> EXTRACTED ENTRIES
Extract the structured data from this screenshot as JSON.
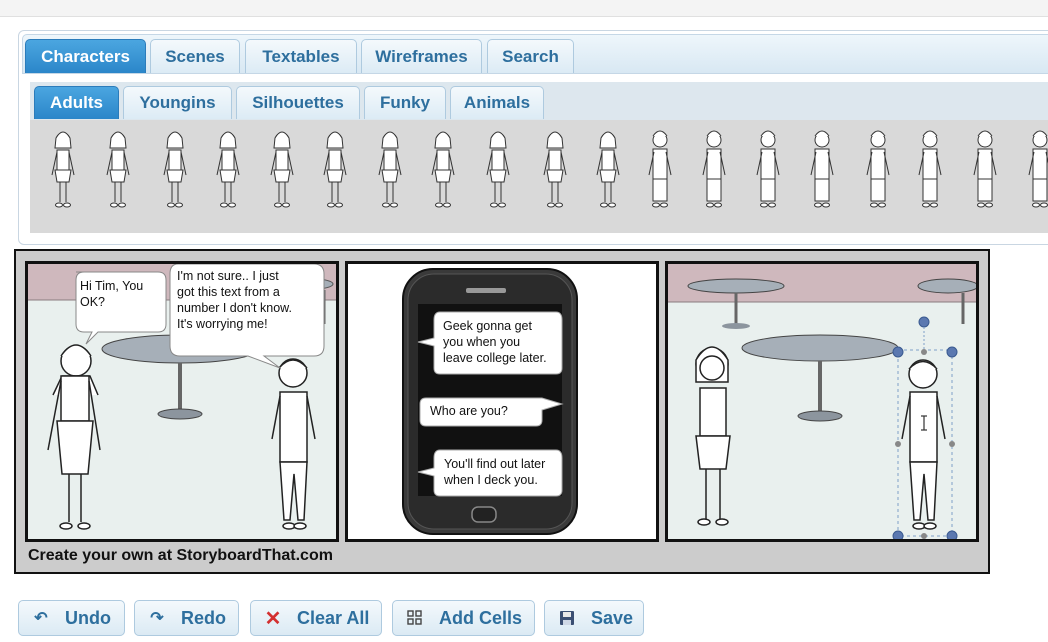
{
  "main_tabs": [
    {
      "label": "Characters",
      "active": true
    },
    {
      "label": "Scenes",
      "active": false
    },
    {
      "label": "Textables",
      "active": false
    },
    {
      "label": "Wireframes",
      "active": false
    },
    {
      "label": "Search",
      "active": false
    }
  ],
  "sub_tabs": [
    {
      "label": "Adults",
      "active": true
    },
    {
      "label": "Youngins",
      "active": false
    },
    {
      "label": "Silhouettes",
      "active": false
    },
    {
      "label": "Funky",
      "active": false
    },
    {
      "label": "Animals",
      "active": false
    }
  ],
  "palette_icon": "stick-figure-character-icon",
  "storyboard": {
    "credit": "Create your own at StoryboardThat.com",
    "panel1": {
      "bubble_left": [
        "Hi Tim, You",
        "OK?"
      ],
      "bubble_right": [
        "I'm not sure.. I just",
        "got this text from a",
        "number I don't know.",
        "It's worrying me!"
      ]
    },
    "panel2": {
      "message1": [
        "Geek gonna get",
        "you when you",
        "leave college later."
      ],
      "message2": [
        "Who are you?"
      ],
      "message3": [
        "You'll find out later",
        "when I deck you."
      ]
    }
  },
  "toolbar": {
    "undo": "Undo",
    "redo": "Redo",
    "clear_all": "Clear All",
    "add_cells": "Add Cells",
    "save": "Save"
  },
  "colors": {
    "tab_active": "#3396d6",
    "tab_text": "#2e6f9e",
    "panel_wall": "#e9f0ee",
    "panel_top_wall": "#cfb8bd",
    "table": "#a6afb8",
    "clear_all_icon": "#d33030"
  }
}
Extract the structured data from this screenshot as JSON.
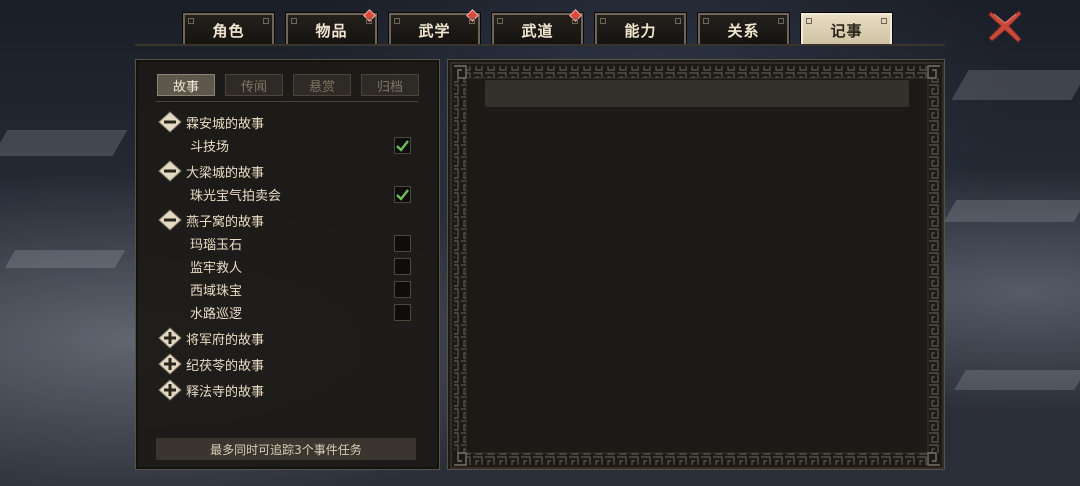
{
  "tabs": [
    {
      "label": "角色",
      "badge": false,
      "active": false
    },
    {
      "label": "物品",
      "badge": true,
      "active": false
    },
    {
      "label": "武学",
      "badge": true,
      "active": false
    },
    {
      "label": "武道",
      "badge": true,
      "active": false
    },
    {
      "label": "能力",
      "badge": false,
      "active": false
    },
    {
      "label": "关系",
      "badge": false,
      "active": false
    },
    {
      "label": "记事",
      "badge": false,
      "active": true
    }
  ],
  "subtabs": [
    {
      "label": "故事",
      "active": true
    },
    {
      "label": "传闻",
      "active": false
    },
    {
      "label": "悬赏",
      "active": false
    },
    {
      "label": "归档",
      "active": false
    }
  ],
  "groups": [
    {
      "title": "霖安城的故事",
      "expanded": true,
      "stories": [
        {
          "label": "斗技场",
          "tracked": true
        }
      ]
    },
    {
      "title": "大梁城的故事",
      "expanded": true,
      "stories": [
        {
          "label": "珠光宝气拍卖会",
          "tracked": true
        }
      ]
    },
    {
      "title": "燕子窝的故事",
      "expanded": true,
      "stories": [
        {
          "label": "玛瑙玉石",
          "tracked": false
        },
        {
          "label": "监牢救人",
          "tracked": false
        },
        {
          "label": "西域珠宝",
          "tracked": false
        },
        {
          "label": "水路巡逻",
          "tracked": false
        }
      ]
    },
    {
      "title": "将军府的故事",
      "expanded": false,
      "stories": []
    },
    {
      "title": "纪茯苓的故事",
      "expanded": false,
      "stories": []
    },
    {
      "title": "释法寺的故事",
      "expanded": false,
      "stories": []
    }
  ],
  "footer_note": "最多同时可追踪3个事件任务",
  "icons": {
    "close": "close-x-icon",
    "expand": "plus-icon",
    "collapse": "minus-icon",
    "check": "checkmark-icon"
  },
  "colors": {
    "tab_active_bg": "#e7dcc2",
    "badge": "#d94a3d",
    "close": "#c94a3c",
    "check": "#6fbf5a",
    "panel_bg": "#1c1a16"
  }
}
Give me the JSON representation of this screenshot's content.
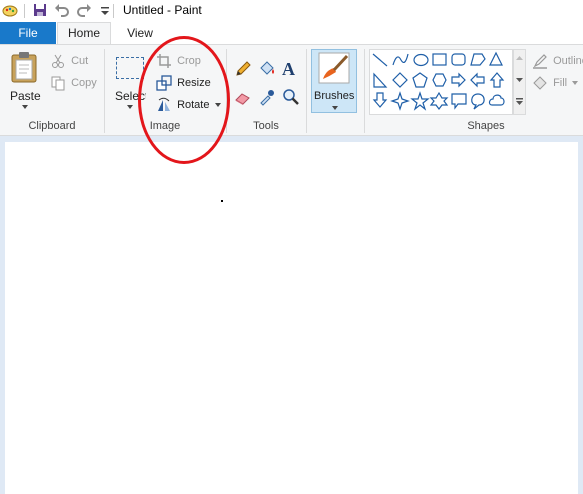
{
  "window": {
    "title": "Untitled - Paint"
  },
  "tabs": [
    {
      "label": "File"
    },
    {
      "label": "Home"
    },
    {
      "label": "View"
    }
  ],
  "clipboard": {
    "paste_label": "Paste",
    "cut_label": "Cut",
    "copy_label": "Copy",
    "group_label": "Clipboard"
  },
  "image": {
    "select_label": "Select",
    "crop_label": "Crop",
    "resize_label": "Resize",
    "rotate_label": "Rotate",
    "group_label": "Image"
  },
  "tools": {
    "group_label": "Tools"
  },
  "brushes": {
    "label": "Brushes"
  },
  "shapes": {
    "group_label": "Shapes",
    "outline_label": "Outline",
    "fill_label": "Fill"
  },
  "colors": {
    "accent": "#1979ca",
    "annotation": "#e3161b",
    "workspace": "#dfe9f5"
  }
}
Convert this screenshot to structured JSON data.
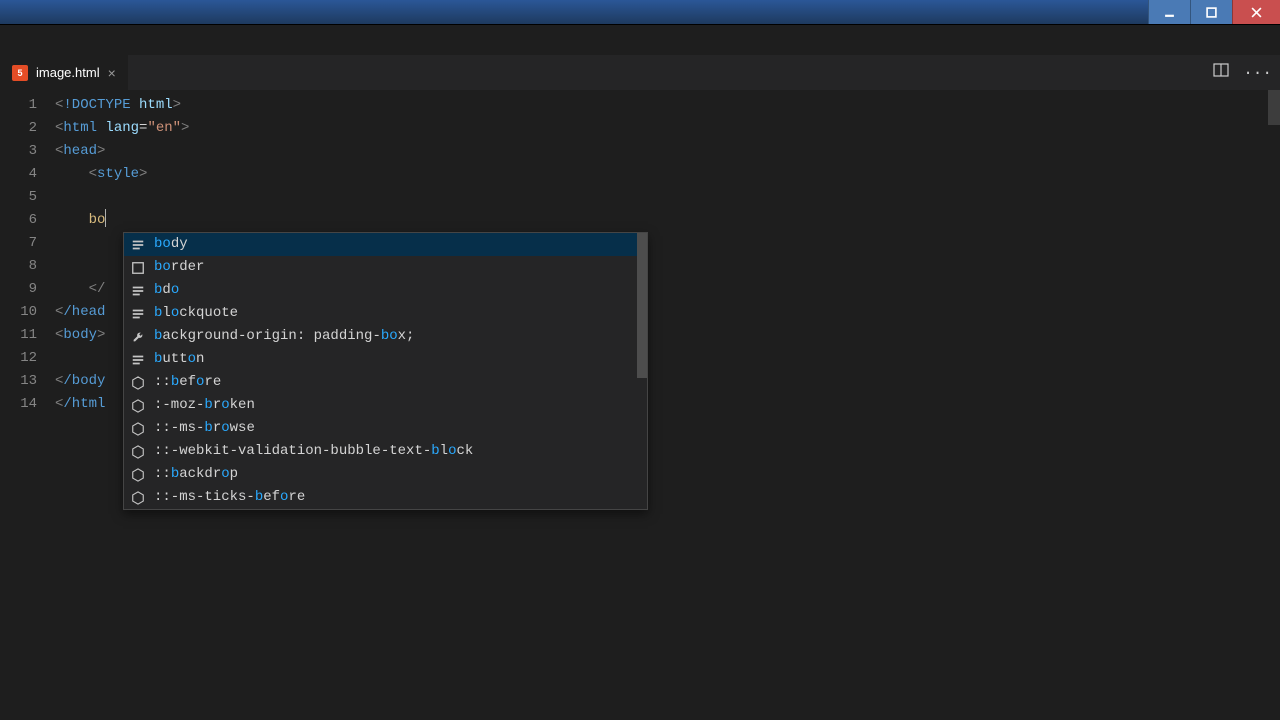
{
  "window": {
    "min_title": "Minimize",
    "max_title": "Maximize",
    "close_title": "Close"
  },
  "tab": {
    "filename": "image.html",
    "icon_letter": "5"
  },
  "gutter": [
    "1",
    "2",
    "3",
    "4",
    "5",
    "6",
    "7",
    "8",
    "9",
    "10",
    "11",
    "12",
    "13",
    "14"
  ],
  "code": {
    "l1_doctype": "!DOCTYPE",
    "l1_html": " html",
    "l2_html": "html",
    "l2_lang": " lang",
    "l2_eq": "=",
    "l2_val": "\"en\"",
    "l3_head": "head",
    "l4_indent": "    ",
    "l4_style": "style",
    "l6_indent": "    ",
    "l6_typed": "bo",
    "l9_indent": "    ",
    "l9_close_style": "/",
    "l10_close_head": "/head",
    "l11_body": "body",
    "l13_close_body": "/body",
    "l14_close_html": "/html"
  },
  "autocomplete": {
    "items": [
      {
        "icon": "snippet",
        "segments": [
          {
            "t": "bo",
            "m": true
          },
          {
            "t": "dy",
            "m": false
          }
        ],
        "selected": true
      },
      {
        "icon": "box",
        "segments": [
          {
            "t": "bo",
            "m": true
          },
          {
            "t": "rder",
            "m": false
          }
        ]
      },
      {
        "icon": "snippet",
        "segments": [
          {
            "t": "b",
            "m": true
          },
          {
            "t": "d",
            "m": false
          },
          {
            "t": "o",
            "m": true
          }
        ]
      },
      {
        "icon": "snippet",
        "segments": [
          {
            "t": "b",
            "m": true
          },
          {
            "t": "l",
            "m": false
          },
          {
            "t": "o",
            "m": true
          },
          {
            "t": "ckquote",
            "m": false
          }
        ]
      },
      {
        "icon": "wrench",
        "segments": [
          {
            "t": "b",
            "m": true
          },
          {
            "t": "ackground-origin: padding-",
            "m": false
          },
          {
            "t": "bo",
            "m": true
          },
          {
            "t": "x;",
            "m": false
          }
        ]
      },
      {
        "icon": "snippet",
        "segments": [
          {
            "t": "b",
            "m": true
          },
          {
            "t": "utt",
            "m": false
          },
          {
            "t": "o",
            "m": true
          },
          {
            "t": "n",
            "m": false
          }
        ]
      },
      {
        "icon": "hex",
        "segments": [
          {
            "t": "::",
            "m": false
          },
          {
            "t": "b",
            "m": true
          },
          {
            "t": "ef",
            "m": false
          },
          {
            "t": "o",
            "m": true
          },
          {
            "t": "re",
            "m": false
          }
        ]
      },
      {
        "icon": "hex",
        "segments": [
          {
            "t": ":-moz-",
            "m": false
          },
          {
            "t": "b",
            "m": true
          },
          {
            "t": "r",
            "m": false
          },
          {
            "t": "o",
            "m": true
          },
          {
            "t": "ken",
            "m": false
          }
        ]
      },
      {
        "icon": "hex",
        "segments": [
          {
            "t": "::-ms-",
            "m": false
          },
          {
            "t": "b",
            "m": true
          },
          {
            "t": "r",
            "m": false
          },
          {
            "t": "o",
            "m": true
          },
          {
            "t": "wse",
            "m": false
          }
        ]
      },
      {
        "icon": "hex",
        "segments": [
          {
            "t": "::-webkit-validation-bubble-text-",
            "m": false
          },
          {
            "t": "b",
            "m": true
          },
          {
            "t": "l",
            "m": false
          },
          {
            "t": "o",
            "m": true
          },
          {
            "t": "ck",
            "m": false
          }
        ]
      },
      {
        "icon": "hex",
        "segments": [
          {
            "t": "::",
            "m": false
          },
          {
            "t": "b",
            "m": true
          },
          {
            "t": "ackdr",
            "m": false
          },
          {
            "t": "o",
            "m": true
          },
          {
            "t": "p",
            "m": false
          }
        ]
      },
      {
        "icon": "hex",
        "segments": [
          {
            "t": "::-ms-ticks-",
            "m": false
          },
          {
            "t": "b",
            "m": true
          },
          {
            "t": "ef",
            "m": false
          },
          {
            "t": "o",
            "m": true
          },
          {
            "t": "re",
            "m": false
          }
        ]
      }
    ]
  }
}
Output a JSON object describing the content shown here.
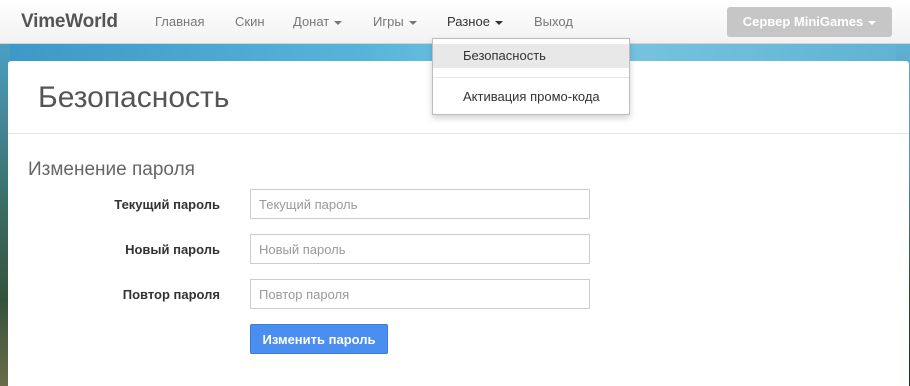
{
  "navbar": {
    "brand": "VimeWorld",
    "items": [
      {
        "label": "Главная"
      },
      {
        "label": "Скин"
      },
      {
        "label": "Донат"
      },
      {
        "label": "Игры"
      },
      {
        "label": "Разное"
      },
      {
        "label": "Выход"
      }
    ],
    "server_button": "Сервер MiniGames"
  },
  "dropdown": {
    "items": [
      {
        "label": "Безопасность"
      },
      {
        "label": "Активация промо-кода"
      }
    ]
  },
  "page": {
    "title": "Безопасность",
    "section_title": "Изменение пароля"
  },
  "form": {
    "current_password": {
      "label": "Текущий пароль",
      "placeholder": "Текущий пароль"
    },
    "new_password": {
      "label": "Новый пароль",
      "placeholder": "Новый пароль"
    },
    "repeat_password": {
      "label": "Повтор пароля",
      "placeholder": "Повтор пароля"
    },
    "submit_label": "Изменить пароль"
  },
  "colors": {
    "accent": "#4a8ef0",
    "server_button": "#c6c6c6",
    "highlight": "#e8e8e8"
  }
}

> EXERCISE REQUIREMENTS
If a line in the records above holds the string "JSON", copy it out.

> EXERCISE RESULT
Extract the structured data from this screenshot as JSON.
Extract the structured data from this screenshot as JSON.
Give me the JSON representation of this screenshot's content.
Convert this screenshot to structured JSON data.
Output a JSON object describing the content shown here.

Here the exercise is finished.